“I really want them, when they grow up, to be able to see people that look like them and see successful people that look like them and see people that exist in all the places and spaces that they should be able to exist — whether society dictates that or not,” Powell said.
Nguyen said she found it difficult to find her place at UCSB coming from a Vietnamese background.
“In a lot of identity development at the university, folks that know me in the audience know that I talk a lot; I actually used to not do that,” Nguyen said. “I was a passive, quiet, introverted, Vietnamese-American young woman who was all about academics, but within that journey and that framework I needed to figure out who I was.”
Phommasa said she is interested in studying disparities in education for the Southeast Asian community because her parents lived in refugee camps for two years in Laos before coming to America.
“I was very determined to understand and work with Southeast Asians in higher education, so my research and dissertation has been focusing on persistence and retention issues for Southeast Asian students,” Phommasa said.
Bradford, a member of the Choctaw Nation Bear Clan, said it has been challenging for Native American tribes throughout history to access higher education due to institutionally mandated laws established to prevent the growth of Native American culture in education. Native American students comprise only 0.86 percent of the student body at UCSB, according to Bradford.
“We were taught by watching, by listening and by doing, and in the university there is a lot of reading and writing but … my native language wasn’t written down until the early 1800s, just a few years before my tribe was removed during the Trail of Tears,” Bradford said. “A lot of our ancestors, including my grandmother, were shipped away to colonial boarding schools, where you weren’t allowed to speak your native languages.”
According to Rodriguez, it is hard to find support as a woman of color at UCSB where campus resources such as Counseling and Psychological Services (C.A.P.S.) and Campus Advocacy Resource and Education (C.A.R.E.) do not align with her identities.
“The more identities you have, the harder it is just to navigate campus,” Rodriguez said. “You don’t have resources like C.A.P.S. or C.A.R.E. that really reflect the diversity that you need in order to survive and in order to be okay and to function as a student.”
First-year environmental studies major Navpreet Khabra said women of color have trouble finding spaces for discussion and community support.
“[This is about] having communities that are already established [and] not feeling pressured to create those communities yourselves or waiting for an event like this in order to talk about issues that are affecting you,” Khabra said. “Just being at UCSB, it is really hard to talk on a regular and daily basis about issues that you are interested or just learning more about different communities without coming off as offensive.”
According to Powell, there are further differences in identity within specific racial and ethnic groups on campus.
“There is not one way to be Latino and not one way to be black,” Powell said. “We need to hone in on that idea that it is not up to any one of us to dictate how another person identifies, whether a piece of us or a part of us is the same or similar to a piece or a part of that other person.”
Powell also said students should focus on solidarity as the foundation for building structures and resources for women of color.
“Once we do that, we build a stronger infrastructure to work together.
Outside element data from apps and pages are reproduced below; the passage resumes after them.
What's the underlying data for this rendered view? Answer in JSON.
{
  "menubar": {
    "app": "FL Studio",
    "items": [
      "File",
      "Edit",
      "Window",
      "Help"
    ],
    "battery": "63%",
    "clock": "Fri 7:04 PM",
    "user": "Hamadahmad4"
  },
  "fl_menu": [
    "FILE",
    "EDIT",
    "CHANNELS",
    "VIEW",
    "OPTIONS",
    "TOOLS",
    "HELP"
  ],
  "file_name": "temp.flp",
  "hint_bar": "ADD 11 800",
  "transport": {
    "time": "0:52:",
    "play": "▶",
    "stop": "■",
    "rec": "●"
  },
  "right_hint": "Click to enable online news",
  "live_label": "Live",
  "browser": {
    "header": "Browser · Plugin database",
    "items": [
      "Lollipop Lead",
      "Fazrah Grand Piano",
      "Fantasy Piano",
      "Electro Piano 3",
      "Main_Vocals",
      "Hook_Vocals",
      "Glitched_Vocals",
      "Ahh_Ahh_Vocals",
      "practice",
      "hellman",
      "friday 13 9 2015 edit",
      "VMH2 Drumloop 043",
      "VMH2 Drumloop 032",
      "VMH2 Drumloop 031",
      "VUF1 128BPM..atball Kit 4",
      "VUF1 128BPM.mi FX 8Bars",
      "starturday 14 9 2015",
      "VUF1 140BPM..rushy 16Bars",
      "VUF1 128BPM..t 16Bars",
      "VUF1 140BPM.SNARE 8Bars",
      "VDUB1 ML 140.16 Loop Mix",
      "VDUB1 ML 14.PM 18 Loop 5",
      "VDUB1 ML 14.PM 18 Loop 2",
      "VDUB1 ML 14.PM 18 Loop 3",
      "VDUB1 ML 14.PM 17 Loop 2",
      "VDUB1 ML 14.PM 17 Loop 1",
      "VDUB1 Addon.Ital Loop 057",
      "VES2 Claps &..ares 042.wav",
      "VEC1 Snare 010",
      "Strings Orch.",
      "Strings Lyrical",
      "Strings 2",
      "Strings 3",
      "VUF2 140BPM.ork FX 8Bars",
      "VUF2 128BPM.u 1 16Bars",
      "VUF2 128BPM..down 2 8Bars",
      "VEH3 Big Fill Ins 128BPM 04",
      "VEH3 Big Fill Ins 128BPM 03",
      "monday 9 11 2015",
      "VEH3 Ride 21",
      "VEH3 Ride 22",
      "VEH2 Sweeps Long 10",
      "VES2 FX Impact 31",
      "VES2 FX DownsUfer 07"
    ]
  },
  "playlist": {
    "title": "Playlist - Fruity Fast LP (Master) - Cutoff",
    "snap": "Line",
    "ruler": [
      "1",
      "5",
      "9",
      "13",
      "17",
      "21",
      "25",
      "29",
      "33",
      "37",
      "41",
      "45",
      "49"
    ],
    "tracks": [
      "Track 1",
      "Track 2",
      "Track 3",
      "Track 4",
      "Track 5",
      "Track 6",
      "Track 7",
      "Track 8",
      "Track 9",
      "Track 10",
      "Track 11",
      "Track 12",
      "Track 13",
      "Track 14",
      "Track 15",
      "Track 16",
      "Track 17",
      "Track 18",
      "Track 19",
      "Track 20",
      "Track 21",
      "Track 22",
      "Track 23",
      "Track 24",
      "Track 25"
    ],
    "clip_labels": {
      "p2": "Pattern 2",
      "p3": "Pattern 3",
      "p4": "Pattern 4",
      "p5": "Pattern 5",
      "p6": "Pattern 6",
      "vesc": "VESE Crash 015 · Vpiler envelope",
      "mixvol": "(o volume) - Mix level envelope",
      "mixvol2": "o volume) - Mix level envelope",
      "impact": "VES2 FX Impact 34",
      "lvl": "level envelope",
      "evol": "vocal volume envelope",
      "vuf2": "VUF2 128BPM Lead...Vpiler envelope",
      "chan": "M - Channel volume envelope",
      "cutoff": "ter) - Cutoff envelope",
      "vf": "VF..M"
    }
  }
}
Because how are you going to build a coalition and move forward and be progressive together if the unit that you already have is broken?” Powell said.
Rodriguez said UCSB’s recent recognition as a Hispanic Serving Institution (HSI) should be reassessed because the term “Hispanic” refers to an oppressive political background.
“The term ‘Hispanic’ is a government term; it is oppressive to a lot of Latino/Latina, Chicano/Chicana folks, so that within itself needs to be re-evaluated,” Rodriguez said. “Now that we are an HSI, funding really needs to go back to the communities and more funding needs to be given to the orgs that are really doing the work to recruit student of color.”
A version of this story appeared on page 3 of the Thursday, May 28, 2015 print issue of the Daily Nexus.